True Happiness – and how to achieve it
In my native language, Swedish, there are two words for happiness. One is glädje – used to describe the fleeting joy we might feel as we tuck in to an ice cream or enjoy a stroll on the beach or even get a new car or a work promotion. This feeling is reliant on our circumstances and when those circumstances change, so does our mood.
Chasing this kind of illusive happiness is the foundation of capitalism, the source of the epidemic levels of stress in our society and according to the Buddha, the root cause of human suffering.
The other word is lycka – used to describe the deep-rooted feeling of inner peace and contentment that does not rely on outside circumstances. This feeling occurs when we are in alignment with ourselves, connected to our truth and aware of the perfection of All That Is.
This feeling might be rare and difficult to attain as well as hang on to but in my experience it is like a muscle that we can train. The more we cultivate this feeling, the more we learn to conjure it up at will and live our life from this foundation of inner peace, confidence and trust.
In my spiritual counselling work I use a process for cultivating true, lasting happiness, using these three main tools:
- Process the Past. We all have unprocessed feelings, thoughts and experiences that are affecting us in different ways. Some of these ways might be obvious to us, but we may not know what to do about it. Some might also be completely unconscious and keeping them hidden from ourselves can drain us of energy as we go about our daily lives. Through talking about our feelings and thoughts we can become aware of how things are affecting us and begin to make our peace with the past. Once we understand how the ways we are behaving today are directly linked to things that happened in the past, we begin to have a choice in how we react to things now.
- Focus on the Future. We all need to have a sense of purpose in life. If we don’t have a real connection to our reason for being here, on this earth, it becomes very difficult to motivate ourselves, day after day, year after year. Life can feel overwhelming and exhausting and we can lack resilience to cope when things don’t go our way. Finding and focusing on our deeper purpose can help us gain a healthy perspective, give us the strength and inner resources to keep going when things are tough. It also gives us confidence and a deep sense of achievement, knowing that we are on the right path in life.
- Nourish the Now. The final and crucial practice for cultivating a deep sense of contentment is through mindfulness and introspection. Using mindfulness based techniques regularly helps us connect to a deeper sense of peace. Taking time to slow down and focus on our direct experience in the now helps our bodies deal with stress, our minds think clearly and our souls rejuvenate. Having a relationship with our innermost selves and whatever our sense is of the source of our being, gives us a deep sense of fulfilment, comfort and true happiness.
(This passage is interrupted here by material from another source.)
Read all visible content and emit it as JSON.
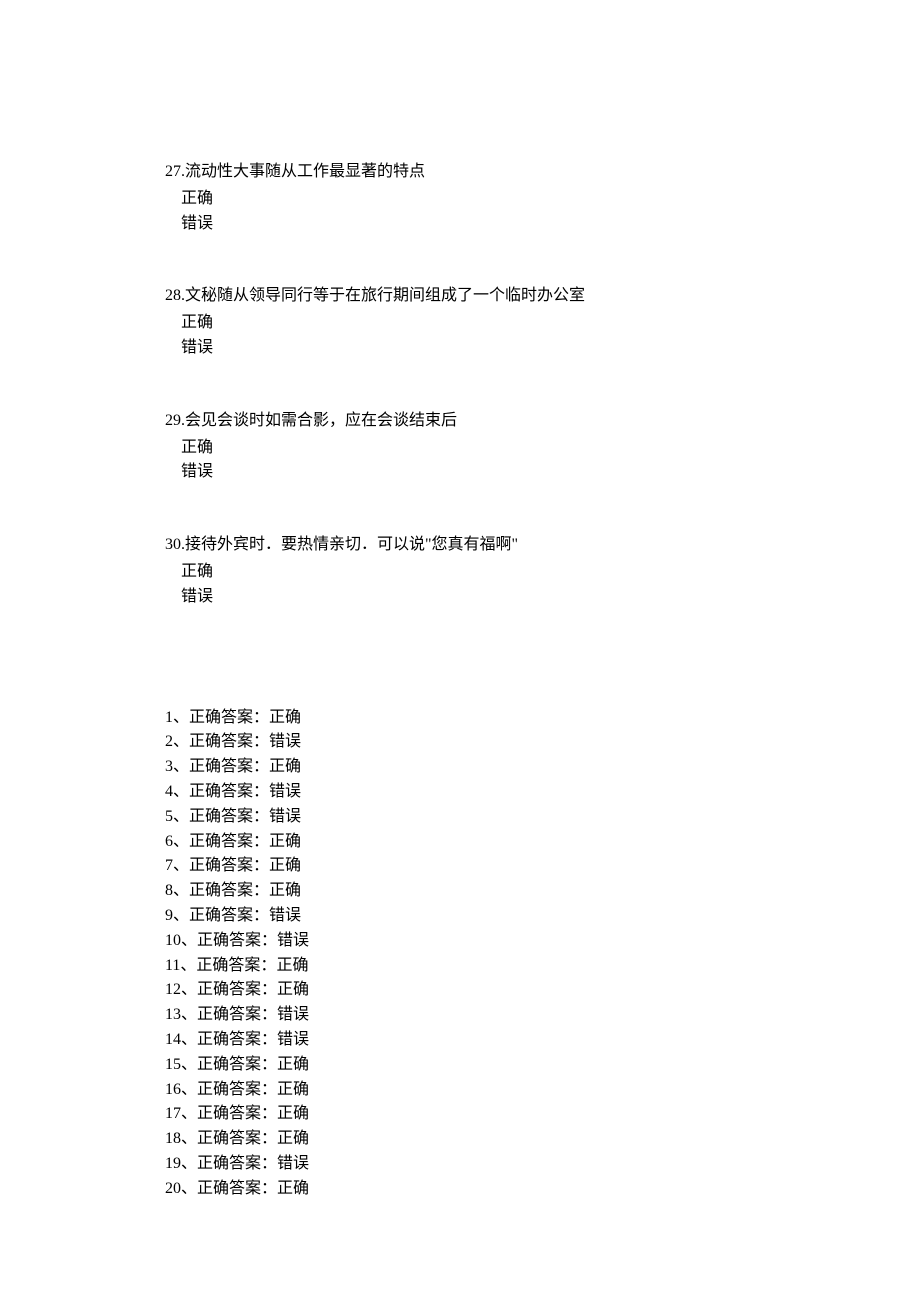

In my sessions I use a balance of these three approaches, to help you find your own happiness and inner peace.